> RECORDS SHOWN

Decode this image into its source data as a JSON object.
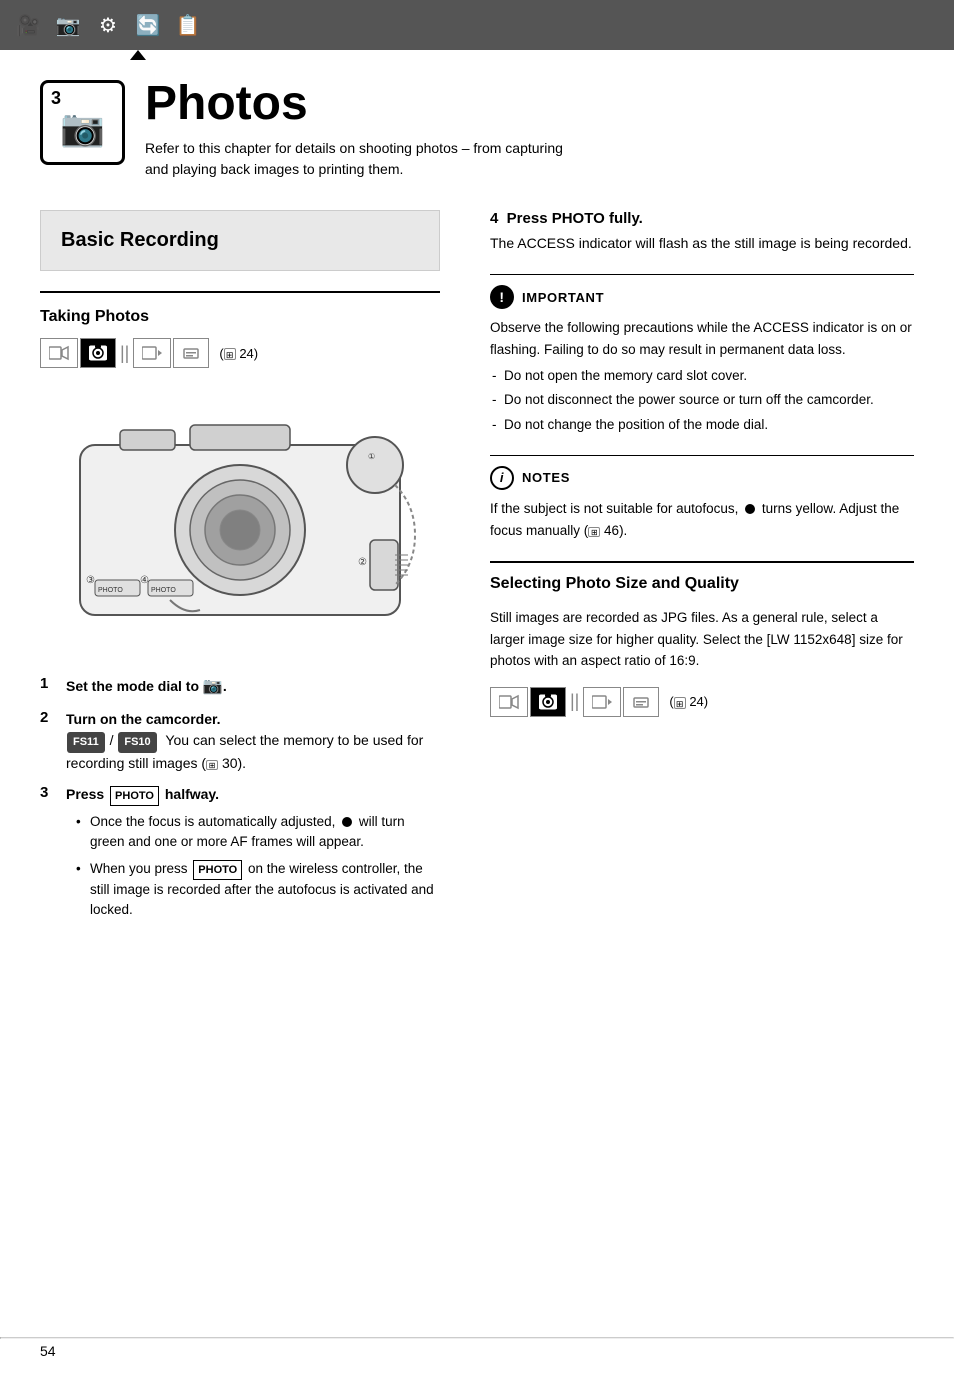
{
  "topnav": {
    "icons": [
      "🎥",
      "📷",
      "⚙",
      "🔄",
      "📋"
    ],
    "arrow_indicator": true
  },
  "chapter": {
    "number": "3",
    "title": "Photos",
    "icon": "📷",
    "description": "Refer to this chapter for details on shooting photos – from capturing\nand playing back images to printing them."
  },
  "basic_recording": {
    "label": "Basic Recording"
  },
  "taking_photos": {
    "section_title": "Taking Photos",
    "mode_ref": "( 24)",
    "steps": [
      {
        "num": "1",
        "text": "Set the mode dial to",
        "icon": "📷",
        "period": "."
      },
      {
        "num": "2",
        "text": "Turn on the camcorder.",
        "subtext": "You can select the memory to be used for recording still images (",
        "ref": "30",
        "ref_end": ")."
      },
      {
        "num": "3",
        "text": "Press",
        "badge": "PHOTO",
        "text2": "halfway.",
        "bullets": [
          "Once the focus is automatically adjusted, ● will turn green and one or more AF frames will appear.",
          "When you press PHOTO on the wireless controller, the still image is recorded after the autofocus is activated and locked."
        ]
      }
    ]
  },
  "step4": {
    "num": "4",
    "label": "Press",
    "badge": "PHOTO",
    "text": "fully.",
    "body": "The ACCESS indicator will flash as the still image is being recorded."
  },
  "important": {
    "header": "IMPORTANT",
    "body": "Observe the following precautions while the ACCESS indicator is on or flashing. Failing to do so may result in permanent data loss.",
    "list": [
      "Do not open the memory card slot cover.",
      "Do not disconnect the power source or turn off the camcorder.",
      "Do not change the position of the mode dial."
    ]
  },
  "notes": {
    "header": "NOTES",
    "body": "If the subject is not suitable for autofocus, ● turns yellow. Adjust the focus manually ( 46)."
  },
  "selecting_photo": {
    "section_title": "Selecting Photo Size and Quality",
    "body": "Still images are recorded as JPG files. As a general rule, select a larger image size for higher quality. Select the [LW 1152x648] size for photos with an aspect ratio of 16:9.",
    "mode_ref": "( 24)"
  },
  "page_number": "54"
}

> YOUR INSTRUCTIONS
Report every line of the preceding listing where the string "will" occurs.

> RESPONSE TO THIS TASK
          "Once the focus is automatically adjusted, ● will turn green and one or more AF frames will appear.",
    "body": "The ACCESS indicator will flash as the still image is being recorded."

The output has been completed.